In the second case, we can call the designer slipshod, but in the other three situations we have to ask whether or not the limit is a bug.  Some people, apparently, would say no.  They would say that a mapmaker has no right to take "locked door" linedefs at face value, and must plan accordingly.  That strikes me as unfair.
Dangerous territory?  Of course.  Such are the perils of trying to become an authority on the code, which is one goal some editors have for the wiki.  If the problem is deemed inherently subtle, fine, but then we will be having this type of discussion quite often as the technical articles become more numerous.  IMHO these issues will become easier to untangle as we accumulate genuinely knowledgeable contributors such as yourself.
I personally would love to see a more explicit policy, because I am not as smart as Fredrik and Fraggle and will undoubtedly do this again otherwise.
Ryan W 15:49, 18 September 2006 (UTC)
You make some good points. While the vissprite limit was an intentional part of the game, its behavior strikes the user as a bug in the end, due to how annoying it is. It may be by design, but the design in that case was flawed. I'm not sure if we could derive any firm guidelines, but it couldn't hurt to try ;) --Quasar 05:39, 19 September 2006 (UTC)
Exactly.  ("Cheated demo" is also an ill-defined concept at times, but that doesn't stop the COMPET-N people from trying.)    Ryan W 12:29, 19 September 2006 (UTC)
So I'm not sure what the outcome of this discussion is. Can we delete this yet? :-) Fraggle 15:00, 14 March 2007 (UTC)
You say that as though you suspect I have an opinion.  :>   I think it should be deleted if people agree with Quasar's reasoning (which is supported by the code, of course).  I would rather have a VfD than just get rid of it instantly, however, because I don't want a precedent for deleting every article about a bug someone thinks is "intentional" (see edit summary written by whoever removed this from Bugs).  One could plausibly argue that all the overflow-related bugs are intentional, because implementing range checks is a completely straightforward procedure — or so I am assured by people who know C — yet id chose not to do it, presumably in the interest of increased speed.    Ryan W 17:59, 14 March 2007 (UTC)
I don't see how that makes this a bug. Range checks don't really produce bugs, they produce limits. This is an intentionally designed feature that was deliberately added into the behavior of the game. If this is a bug, then arguably, so is the behavior: "when you press on a door, it opens". Fraggle 18:09, 14 March 2007 (UTC)
Er, no, I mean using range checks to *prevent* bugs, such as the all-ghosts bug.  Some cases may be more complex than just counting things, of course.    Ryan W 18:35, 14 March 2007 (UTC)
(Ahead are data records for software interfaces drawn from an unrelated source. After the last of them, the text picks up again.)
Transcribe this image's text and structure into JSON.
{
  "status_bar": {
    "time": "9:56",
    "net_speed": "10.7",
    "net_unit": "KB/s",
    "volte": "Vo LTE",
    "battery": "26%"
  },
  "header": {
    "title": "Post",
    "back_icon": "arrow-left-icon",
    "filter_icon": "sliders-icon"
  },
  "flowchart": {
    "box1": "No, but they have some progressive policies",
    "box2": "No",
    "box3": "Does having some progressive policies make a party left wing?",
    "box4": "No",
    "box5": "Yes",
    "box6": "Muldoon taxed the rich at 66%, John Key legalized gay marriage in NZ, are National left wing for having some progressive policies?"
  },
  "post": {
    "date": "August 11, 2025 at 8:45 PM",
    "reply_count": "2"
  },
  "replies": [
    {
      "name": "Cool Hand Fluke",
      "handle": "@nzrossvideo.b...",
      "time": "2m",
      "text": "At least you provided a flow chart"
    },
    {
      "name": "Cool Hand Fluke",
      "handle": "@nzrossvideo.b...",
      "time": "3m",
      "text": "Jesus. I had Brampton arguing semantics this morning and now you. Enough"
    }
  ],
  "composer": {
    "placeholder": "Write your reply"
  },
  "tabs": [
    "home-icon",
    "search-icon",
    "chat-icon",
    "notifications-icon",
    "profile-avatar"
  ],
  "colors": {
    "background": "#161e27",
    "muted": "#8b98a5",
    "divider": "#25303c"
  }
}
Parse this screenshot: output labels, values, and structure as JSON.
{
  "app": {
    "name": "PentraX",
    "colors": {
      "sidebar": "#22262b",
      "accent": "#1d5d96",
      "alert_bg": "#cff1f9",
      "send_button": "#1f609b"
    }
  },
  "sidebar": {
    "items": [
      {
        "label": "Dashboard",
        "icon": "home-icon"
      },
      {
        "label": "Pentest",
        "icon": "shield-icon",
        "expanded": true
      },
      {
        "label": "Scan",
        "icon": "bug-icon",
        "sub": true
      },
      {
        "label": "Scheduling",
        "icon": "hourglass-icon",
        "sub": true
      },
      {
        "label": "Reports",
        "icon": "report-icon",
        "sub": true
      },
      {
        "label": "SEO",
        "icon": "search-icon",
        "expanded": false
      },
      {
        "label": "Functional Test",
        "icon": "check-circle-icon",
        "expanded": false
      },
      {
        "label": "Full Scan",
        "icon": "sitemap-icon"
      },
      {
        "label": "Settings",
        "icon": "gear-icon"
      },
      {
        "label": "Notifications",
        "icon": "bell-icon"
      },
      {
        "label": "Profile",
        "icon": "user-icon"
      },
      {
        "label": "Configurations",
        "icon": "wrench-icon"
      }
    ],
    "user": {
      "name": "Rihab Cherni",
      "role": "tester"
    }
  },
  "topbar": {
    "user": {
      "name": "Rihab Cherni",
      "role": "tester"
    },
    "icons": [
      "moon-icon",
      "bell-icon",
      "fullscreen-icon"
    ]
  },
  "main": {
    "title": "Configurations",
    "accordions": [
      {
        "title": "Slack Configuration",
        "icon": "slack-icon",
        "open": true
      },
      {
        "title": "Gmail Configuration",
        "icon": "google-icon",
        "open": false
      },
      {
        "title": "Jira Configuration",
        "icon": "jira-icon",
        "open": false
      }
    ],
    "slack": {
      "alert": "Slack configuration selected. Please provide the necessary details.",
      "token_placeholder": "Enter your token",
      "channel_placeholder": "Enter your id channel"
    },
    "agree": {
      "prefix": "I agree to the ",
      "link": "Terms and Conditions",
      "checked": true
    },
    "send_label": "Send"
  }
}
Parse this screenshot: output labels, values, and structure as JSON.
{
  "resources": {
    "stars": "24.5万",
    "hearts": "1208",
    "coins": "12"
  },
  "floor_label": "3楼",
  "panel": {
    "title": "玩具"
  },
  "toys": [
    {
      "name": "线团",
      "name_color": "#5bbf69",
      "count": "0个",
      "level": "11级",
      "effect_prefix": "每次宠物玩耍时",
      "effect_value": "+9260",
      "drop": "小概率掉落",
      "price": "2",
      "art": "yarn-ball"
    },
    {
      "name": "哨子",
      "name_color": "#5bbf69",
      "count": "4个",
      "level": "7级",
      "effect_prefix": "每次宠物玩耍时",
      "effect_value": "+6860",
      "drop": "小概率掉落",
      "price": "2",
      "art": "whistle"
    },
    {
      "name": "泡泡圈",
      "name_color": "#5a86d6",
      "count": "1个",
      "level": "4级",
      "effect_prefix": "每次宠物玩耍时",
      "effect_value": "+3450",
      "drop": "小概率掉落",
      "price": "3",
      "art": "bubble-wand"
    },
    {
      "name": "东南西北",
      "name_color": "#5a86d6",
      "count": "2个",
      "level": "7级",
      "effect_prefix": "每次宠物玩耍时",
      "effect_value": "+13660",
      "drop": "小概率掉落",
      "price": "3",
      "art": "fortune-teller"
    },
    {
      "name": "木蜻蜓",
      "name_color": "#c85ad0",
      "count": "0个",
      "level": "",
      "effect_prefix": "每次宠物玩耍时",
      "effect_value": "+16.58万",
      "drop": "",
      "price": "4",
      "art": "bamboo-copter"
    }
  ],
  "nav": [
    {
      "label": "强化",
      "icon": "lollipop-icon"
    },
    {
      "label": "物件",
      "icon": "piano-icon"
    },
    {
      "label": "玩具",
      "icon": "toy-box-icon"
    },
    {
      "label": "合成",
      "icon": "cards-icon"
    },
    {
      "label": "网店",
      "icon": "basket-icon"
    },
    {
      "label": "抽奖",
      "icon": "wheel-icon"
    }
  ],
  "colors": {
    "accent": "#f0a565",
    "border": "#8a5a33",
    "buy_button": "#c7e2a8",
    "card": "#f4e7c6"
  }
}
Should this be noted[edit]

I've only had this happened when I've been gibbed. (With something like a rocket launcher or BFG) —The preceding unsigned comment was added by (talkcontribs) .

Um... did you watch the demo?    Ryan W 20:37, 27 January 2007 (UTC)

Nominating for deletion[edit]

I'm nominating this for deletion based on the fact that it was created under the assumption that it is a bug, and I don't believe this is a bug. It is an intentionally designed behavior of the game. Fraggle 18:12, 14 March 2007 (UTC)

Delete. Fraggle 18:12, 14 March 2007 (UTC)
Agreed. Delete. -- Janizdreg 00:16, 21 April 2007 (UTC)
Keep, though it shouldn't be classed as a bug -- TheDarkArchon 22:26, 21 April 2007 (UTC)

Keep, perhaps move. Not really a bug.